==== Source information

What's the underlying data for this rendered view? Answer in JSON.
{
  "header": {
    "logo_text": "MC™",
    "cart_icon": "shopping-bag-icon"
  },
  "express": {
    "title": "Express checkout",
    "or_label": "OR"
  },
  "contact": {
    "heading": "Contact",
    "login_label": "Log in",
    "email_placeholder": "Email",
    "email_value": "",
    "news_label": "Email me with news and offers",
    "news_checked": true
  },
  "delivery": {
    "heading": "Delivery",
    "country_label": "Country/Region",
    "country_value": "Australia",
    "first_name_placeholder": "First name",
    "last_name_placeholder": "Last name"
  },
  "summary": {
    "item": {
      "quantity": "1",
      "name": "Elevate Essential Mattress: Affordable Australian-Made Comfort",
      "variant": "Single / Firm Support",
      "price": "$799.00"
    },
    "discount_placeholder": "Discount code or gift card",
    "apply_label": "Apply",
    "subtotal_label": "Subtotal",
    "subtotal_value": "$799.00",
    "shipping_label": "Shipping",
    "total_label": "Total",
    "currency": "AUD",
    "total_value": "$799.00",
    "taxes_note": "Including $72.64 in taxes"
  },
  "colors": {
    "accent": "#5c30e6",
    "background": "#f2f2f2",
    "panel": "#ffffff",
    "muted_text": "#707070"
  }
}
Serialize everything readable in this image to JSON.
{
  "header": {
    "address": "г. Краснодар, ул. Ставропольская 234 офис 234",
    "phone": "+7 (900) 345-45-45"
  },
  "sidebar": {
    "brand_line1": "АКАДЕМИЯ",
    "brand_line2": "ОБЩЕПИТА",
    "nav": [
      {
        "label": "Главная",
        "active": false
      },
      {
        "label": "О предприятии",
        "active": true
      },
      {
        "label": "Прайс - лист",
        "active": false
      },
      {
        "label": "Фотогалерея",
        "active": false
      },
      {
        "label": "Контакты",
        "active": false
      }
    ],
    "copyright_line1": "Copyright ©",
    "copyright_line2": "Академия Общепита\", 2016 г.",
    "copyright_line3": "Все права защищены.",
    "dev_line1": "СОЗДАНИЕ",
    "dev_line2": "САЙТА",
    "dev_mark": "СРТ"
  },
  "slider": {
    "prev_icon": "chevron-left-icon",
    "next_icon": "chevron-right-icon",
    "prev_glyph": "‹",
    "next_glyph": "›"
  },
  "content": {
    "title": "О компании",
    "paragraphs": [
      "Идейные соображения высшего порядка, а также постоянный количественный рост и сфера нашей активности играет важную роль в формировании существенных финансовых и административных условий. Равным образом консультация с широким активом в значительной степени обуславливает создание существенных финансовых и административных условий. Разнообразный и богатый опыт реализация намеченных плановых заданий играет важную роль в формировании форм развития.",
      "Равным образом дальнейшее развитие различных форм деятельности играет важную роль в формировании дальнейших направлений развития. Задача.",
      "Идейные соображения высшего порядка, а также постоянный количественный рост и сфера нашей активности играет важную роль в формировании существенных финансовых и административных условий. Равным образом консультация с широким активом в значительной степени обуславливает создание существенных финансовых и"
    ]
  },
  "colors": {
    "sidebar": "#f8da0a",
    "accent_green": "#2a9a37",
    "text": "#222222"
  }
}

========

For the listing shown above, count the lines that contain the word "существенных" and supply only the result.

2